Last week’s #RIPTwitter ruckus, sparked by the news that they may be interesting an algorithmic timeline soon, really got under my skin. Time and time again I went to the app to construct a tweet that would perfectly illustrate my thoughts on the matter, and each time canceled it before sending it out. More was needed to be said than could be written in 140 characters. First I should say that I haven’t used Twitter in any conventional capacity for about a year at this point. Despite its incredible value as the zeitgeist for literally everything in the world, it was a massive time sink, distraction, and UX nightmare (emphasizing I mean UX, not UI). While there’s immense value in the real-time nature of the network, actually staying in touch with it all is not practical unless you work in news or basically have nothing else to do. Instead of…

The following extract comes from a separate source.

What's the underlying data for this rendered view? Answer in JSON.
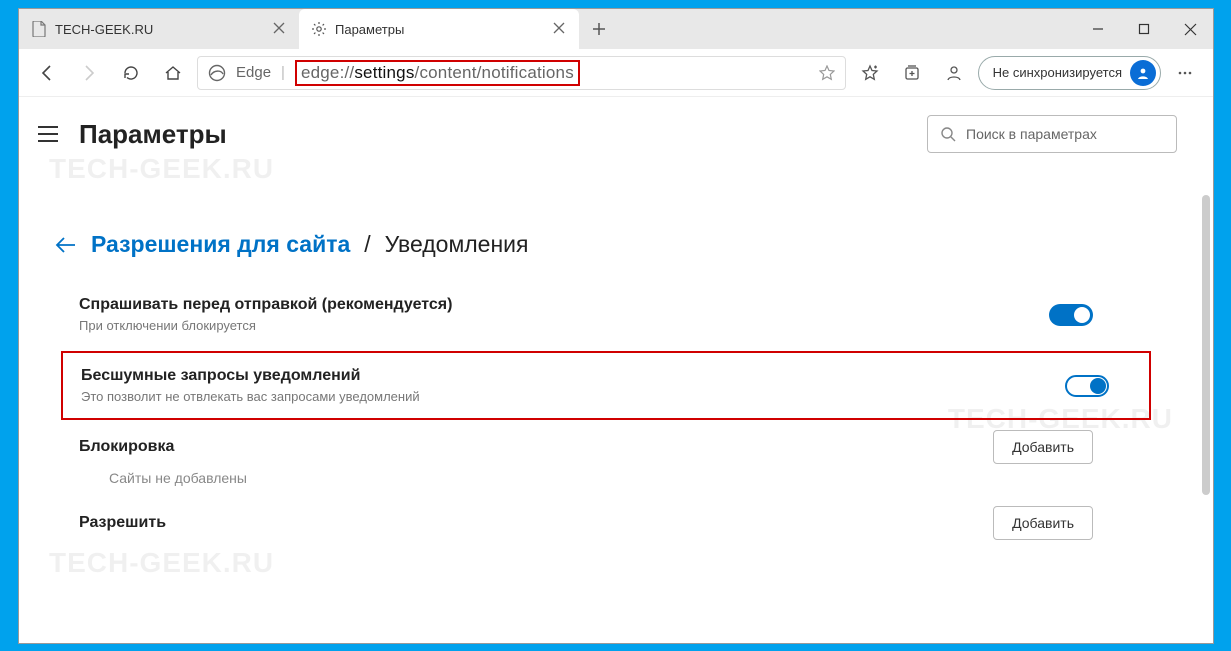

Thinking through remedies for the always-on, always-communicating world. About the author:Hi. I’m Matt Galligan, aproduct design & strategy consultant that previously co-founded three startups: Circa, SimpleGeo, and Socialthing. Author’s Note: This post is now out of date. About five months after I wrote this Slack introduced a Do Not Disturb feature that is in many ways identical to what I’d proposed in this post (save for a some design differences). But you may still find it a valuable read about thinking through product problems and solutions. Enjoy! Unless you’ve been living under a rock for the last year you’ve probably heard of the rocket ship of a company called Slack. They’ve been hailed as the savior of communication within companies and often the destroyer of email. Slack replaces asynchronous communication like email with the synchronous variety, known to most as “chat.” This is a rather pared down way of describing…